Ms O’Connor and Ms McGillicuddy give us a tune in an old Kerry cottage.

Everybody’s experience is different – but I think it is always good to persist with an open mind, a welcoming heart, no preconceptions and no expectation! Who knows what wonderful – and unexpected – connections you may make!” What about you? I’d love to hear your stories and insights. What are your hopes and experiences in connecting with your Irish “cousins” ?

As always, see the comment section below if you have a question, to tell a story or just to say hello!

That’s it for now!

Slán, Mike… talk next week.

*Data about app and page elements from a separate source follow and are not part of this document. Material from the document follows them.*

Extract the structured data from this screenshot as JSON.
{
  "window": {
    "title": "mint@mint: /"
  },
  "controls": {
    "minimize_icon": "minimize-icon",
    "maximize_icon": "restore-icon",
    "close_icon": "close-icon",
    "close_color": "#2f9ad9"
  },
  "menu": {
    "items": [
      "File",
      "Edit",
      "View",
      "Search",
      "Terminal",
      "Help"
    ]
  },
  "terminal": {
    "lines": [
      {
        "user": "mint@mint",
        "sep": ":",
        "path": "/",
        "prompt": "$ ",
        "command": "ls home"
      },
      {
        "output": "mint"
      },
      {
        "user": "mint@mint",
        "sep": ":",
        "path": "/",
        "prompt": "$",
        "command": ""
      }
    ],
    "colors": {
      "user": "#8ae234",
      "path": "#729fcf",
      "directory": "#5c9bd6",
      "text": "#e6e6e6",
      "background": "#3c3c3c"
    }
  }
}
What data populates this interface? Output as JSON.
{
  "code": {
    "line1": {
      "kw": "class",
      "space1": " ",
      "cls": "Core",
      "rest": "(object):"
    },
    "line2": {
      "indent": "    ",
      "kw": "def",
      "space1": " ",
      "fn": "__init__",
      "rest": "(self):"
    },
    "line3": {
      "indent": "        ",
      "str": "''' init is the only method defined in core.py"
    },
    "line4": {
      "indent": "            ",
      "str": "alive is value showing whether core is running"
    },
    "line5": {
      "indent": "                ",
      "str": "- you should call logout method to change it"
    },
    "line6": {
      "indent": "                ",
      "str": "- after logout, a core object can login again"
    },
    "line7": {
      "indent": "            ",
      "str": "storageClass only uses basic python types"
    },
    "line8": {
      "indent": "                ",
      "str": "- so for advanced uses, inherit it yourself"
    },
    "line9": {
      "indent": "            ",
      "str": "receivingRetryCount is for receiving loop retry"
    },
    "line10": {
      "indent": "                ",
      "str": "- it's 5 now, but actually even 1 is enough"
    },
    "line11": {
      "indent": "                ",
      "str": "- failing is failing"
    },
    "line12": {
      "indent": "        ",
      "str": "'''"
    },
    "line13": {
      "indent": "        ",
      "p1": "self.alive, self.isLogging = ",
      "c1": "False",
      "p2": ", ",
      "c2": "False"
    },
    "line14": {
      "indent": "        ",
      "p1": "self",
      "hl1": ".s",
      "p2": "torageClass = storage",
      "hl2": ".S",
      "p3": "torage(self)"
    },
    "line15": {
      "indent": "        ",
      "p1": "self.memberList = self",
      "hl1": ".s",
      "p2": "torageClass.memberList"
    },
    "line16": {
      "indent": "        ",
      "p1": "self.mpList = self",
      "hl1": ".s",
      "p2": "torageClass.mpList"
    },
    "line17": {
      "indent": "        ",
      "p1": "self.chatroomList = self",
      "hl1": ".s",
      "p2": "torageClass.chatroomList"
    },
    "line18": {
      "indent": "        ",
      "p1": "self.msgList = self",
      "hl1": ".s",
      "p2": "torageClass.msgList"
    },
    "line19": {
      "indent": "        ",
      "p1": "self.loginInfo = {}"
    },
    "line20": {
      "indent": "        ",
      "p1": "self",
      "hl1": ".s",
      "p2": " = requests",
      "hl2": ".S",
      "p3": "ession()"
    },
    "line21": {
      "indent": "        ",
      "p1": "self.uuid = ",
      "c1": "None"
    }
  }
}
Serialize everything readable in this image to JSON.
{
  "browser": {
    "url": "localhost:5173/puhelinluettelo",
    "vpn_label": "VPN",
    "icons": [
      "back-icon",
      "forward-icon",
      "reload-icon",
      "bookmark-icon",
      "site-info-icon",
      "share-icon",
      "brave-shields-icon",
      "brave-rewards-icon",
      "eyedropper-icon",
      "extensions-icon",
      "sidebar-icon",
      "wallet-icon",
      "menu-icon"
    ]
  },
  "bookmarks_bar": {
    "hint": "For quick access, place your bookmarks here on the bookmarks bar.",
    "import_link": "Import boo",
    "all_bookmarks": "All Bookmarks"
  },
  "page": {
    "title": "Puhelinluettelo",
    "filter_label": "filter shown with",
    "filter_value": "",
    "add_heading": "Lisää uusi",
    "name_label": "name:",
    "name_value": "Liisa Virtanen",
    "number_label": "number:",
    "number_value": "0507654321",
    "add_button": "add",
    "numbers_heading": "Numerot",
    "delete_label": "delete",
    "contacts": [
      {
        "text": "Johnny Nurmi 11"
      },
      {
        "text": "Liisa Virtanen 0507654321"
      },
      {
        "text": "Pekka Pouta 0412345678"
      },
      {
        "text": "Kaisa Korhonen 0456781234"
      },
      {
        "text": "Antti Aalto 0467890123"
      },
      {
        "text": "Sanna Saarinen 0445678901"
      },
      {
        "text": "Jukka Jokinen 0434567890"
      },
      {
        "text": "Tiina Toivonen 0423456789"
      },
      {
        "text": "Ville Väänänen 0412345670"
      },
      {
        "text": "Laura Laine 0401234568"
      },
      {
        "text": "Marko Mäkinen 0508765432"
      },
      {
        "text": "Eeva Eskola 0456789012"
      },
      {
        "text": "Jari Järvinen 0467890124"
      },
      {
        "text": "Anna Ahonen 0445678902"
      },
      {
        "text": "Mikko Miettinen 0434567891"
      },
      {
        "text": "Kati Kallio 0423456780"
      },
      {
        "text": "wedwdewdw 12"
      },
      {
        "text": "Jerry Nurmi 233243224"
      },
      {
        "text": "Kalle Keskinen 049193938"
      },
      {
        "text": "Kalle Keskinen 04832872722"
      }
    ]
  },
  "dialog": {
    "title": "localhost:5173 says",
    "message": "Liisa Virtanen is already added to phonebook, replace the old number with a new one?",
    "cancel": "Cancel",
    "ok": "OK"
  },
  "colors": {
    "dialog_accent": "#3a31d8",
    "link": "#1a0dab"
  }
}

  • My Beggs ancestors came from Ballycarry, County Antrim. I recently found a listing with three or four Beggs living there today. I found myself all excited then reality set in. I am 72 years old, my great, great grandmother Elizabeth Beggs left Ireland in 1819 when she was three years old.Her Father was Thomas Beggs. I can document them from the day they arrived in America but have had no success finding documents in County Antrim. I would imagine the Beggs living there are very distant relatives but I would never impose even if it means my brick wall will remain intact. I am blessed to be a great great grandmother, at least he will have a photo of us together and will have a copy of my research.

  • I really enjoyed your writings on County Kerry and the accompanying photo. I hope to be there in the near future.
    Interesting explanation about the Irish qualities of friendliness combined with being reserved. Explains a few things I experienced on my last trip to Ireland and also in online/e-mail researching. It’s a good reminder for those of us researching our ancestors to be respectful.

  • Cathy Hillman says:

    On my last trip to Ireland, as I drove through a small town (Cushendahl, Co. Antrim), I stopped to take photos. When I saw a gift shop, I went in and found a key chain with my mother’s maiden name (Spence) on it. I had never seen any before. I asked if there were any Spence families in the area, and found out that there were two. I would love to return to Cushendahl (sorry if I spelled it incorrectly) and try to connect with the families. But, I don’t know the best way to handle this. Any suggestions?

  • Sandy Kennedy LaFerriere says:

    We are and will always be of Irish descent . Proud and connected. ☘☘☘

  • Kevin Hunter says:

    My Mother came from County Donegal Moville and I recently went to Moville from Australia and found my cousins very welcoming. It was if we had only left yesterday. We were made very comfortable, It may have helped that my people were McLaughlin, Doherty and McGettigan and I seemed to be related to a lot of the people in the area. It confirmed my suspicion the the Irish are the friendliest people in the world.
    I did the DNA test which shows me to be 86% Irish. Cool! Kevin

    • Mike Collins says:

      Hard to avoid the O’Dohertys and McLaughlins on the Inishowen peninsula, Kevin – glad you had such a great time! Mike.

  • The thing that makes genealogy worth while is finding living relatives. Exchanging things about our lives gives me a great feeling of family and a connection. It warms my soul and makes my heart sing.

  • Liz Osborne says:

    Before my husband and I visited Ireland the first time, I did a lot of homework on my Irish relations. I put together soft-sided notebooks for each branch with copies of documents and pictures in plastic page protectors, as well as a family tree to share if I met any relatives. We met a local man who graciously provided some introductions. After making an appointment, we went to meet my relatives, bringing a small gift. My 3rd cousins were very polite, if a bit wary, but soon after we sat down and I shared my notebooks, they brought out the Paddies. We are still in frequent contact, fifteen years later.

  • johnathon says:

    Hi im trying to find my irish cousins my family from county of cork and I’m going out their this summer and i want to meet my long distance cousins

  • […] Many of our readers are concerned with how their Irish “cousins” view them. Here is just one reader’s concern. Click here to read the letter. […]